Somewhere in the world right now, there are prisoners being brutally tormented by U.S. forces without ever having stood trial. Somewhere else, there is a middle-aged man sitting at a vintage video game, trying feverishly, obsessively, to nudge that electronic score higher than it's ever been. And in Minneapolis, Minnesota, Nayana's head is about to explode as she tries to digest both these slices of America in one night.
So Wednesday night, Captain Crash and I attended an advance screening of the Oscar-nominated documentary, Taxi to the Dark Side. As is my preference, I knew almost nothing about the movie before we went to see it, only that it was a documentary about Afghanistan. Yeah. It was a documentary about an innocent taxi driver (in Afghanistan) who had been arrested by U.S. forces, held without trial, and tortured for days until he died. I had already gotten a small dose of the-United-States-tortures-people-now-and-apparently-that's-ok outrage when I saw The Ghosts of Abu Ghraib, but Taxi went much more in depth. According to the film, those horrifying pictures from Abu Ghraib that were supposedly the work of just "a few bad apples" reflect a systematic pattern of psychological torture, developed by the CIA, and used on thousands of military prisoners. Yep...thousands of prisoners were (and are) held by the United States, without ever being brought to trial.
It's awful. And it pissed me off. But, to be honest, I (and much of the rest of this country) have been pissed off for quite a while. Remember when I mentioned "outrage fatigue"? That is exactly how I felt when walking out of the theater. To be sure, the film was impeccably produced, and the message is urgently relevant (especially in an election year), but I'm so freaking tired of being pissed off!
So when I got home, I thought it would be a great idea to lighten the mood with The King of Kong: A Fistful of Quarters. It had just come in the mail from Netflix, and I thought, hey, my evening has just been one big bummer. Maybe this will give me a laugh. Boy, did that backfire.

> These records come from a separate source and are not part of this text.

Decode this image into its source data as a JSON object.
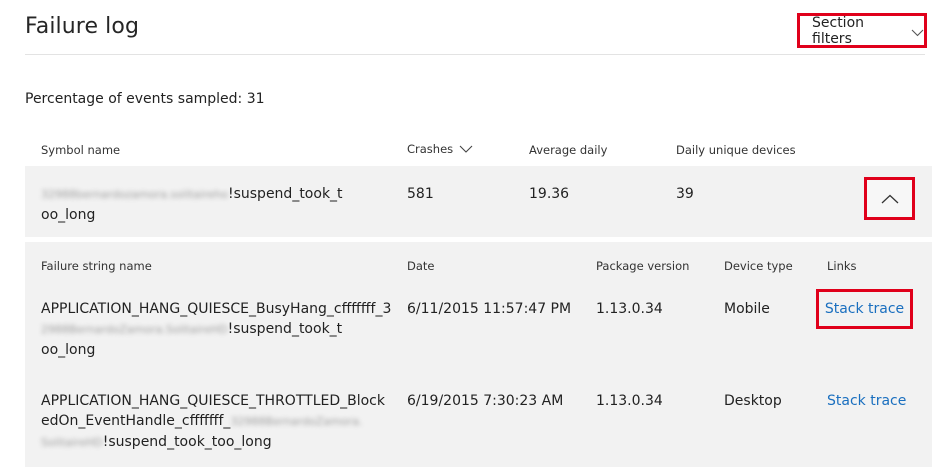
{
  "header": {
    "title": "Failure log",
    "section_filters_label": "Section filters"
  },
  "sample_text": "Percentage of events sampled: 31",
  "main_table": {
    "columns": {
      "symbol": "Symbol name",
      "crashes": "Crashes",
      "average": "Average daily",
      "devices": "Daily unique devices"
    },
    "row": {
      "symbol_prefix": "32988bernardozamora.solitaireho",
      "symbol_line1": "!suspend_took_t",
      "symbol_line2": "oo_long",
      "crashes": "581",
      "average": "19.36",
      "devices": "39"
    }
  },
  "detail_table": {
    "columns": {
      "failure": "Failure string name",
      "date": "Date",
      "package": "Package version",
      "device": "Device type",
      "links": "Links"
    },
    "rows": [
      {
        "line1": "APPLICATION_HANG_QUIESCE_BusyHang_cfffffff_3",
        "line2_blur": "2988BernardoZamora.SolitaireHD",
        "line2": "!suspend_took_t",
        "line3": "oo_long",
        "date": "6/11/2015 11:57:47 PM",
        "package": "1.13.0.34",
        "device": "Mobile",
        "link": "Stack trace"
      },
      {
        "line1": "APPLICATION_HANG_QUIESCE_THROTTLED_Block",
        "line2": "edOn_EventHandle_cfffffff_",
        "line2_blur": "32988BernardoZamora.",
        "line3_blur": "SolitaireHD",
        "line3": "!suspend_took_too_long",
        "date": "6/19/2015 7:30:23 AM",
        "package": "1.13.0.34",
        "device": "Desktop",
        "link": "Stack trace"
      }
    ]
  },
  "icons": {
    "section_filters": "chevron-down-icon",
    "crashes_sort": "chevron-down-icon",
    "collapse": "chevron-up-icon"
  },
  "colors": {
    "highlight": "#e0001b",
    "link": "#1a6fbf",
    "row_bg": "#f2f2f2"
  }
}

The King of Kong was another very well-done documentary... but it just fell flat with me because of the circumstances. Basically, this really nice guy named Steve Wiebe, who hasn't had a whole lot of luck in his life, sets out to beat the all-time world record for Donkey Kong that was set by Billy Mitchell in 1982. Billy Mitchell, apparently, is not a really nice guy. He's got this whole posse of hangers-on (who seem to have their own sad little lives), sneaky tactics, and a Styx haircut/Jesus beard combo that he was probably sporting when he set the world record 26 years ago. Sure, it was entertaining. It definitely got me rooting for the "good guy"... but the whole time I kept thinking "there are people in Guantanamo Bay being waterboarded right now. Is it really crucial that Mario jumps all the barrels?"
I think I'll have to catch it again sometime when I'm not so utterly bummed out. That's the problem with outrage, I think. It takes away all the joy of the stupid stuff in life. I miss the stupid stuff.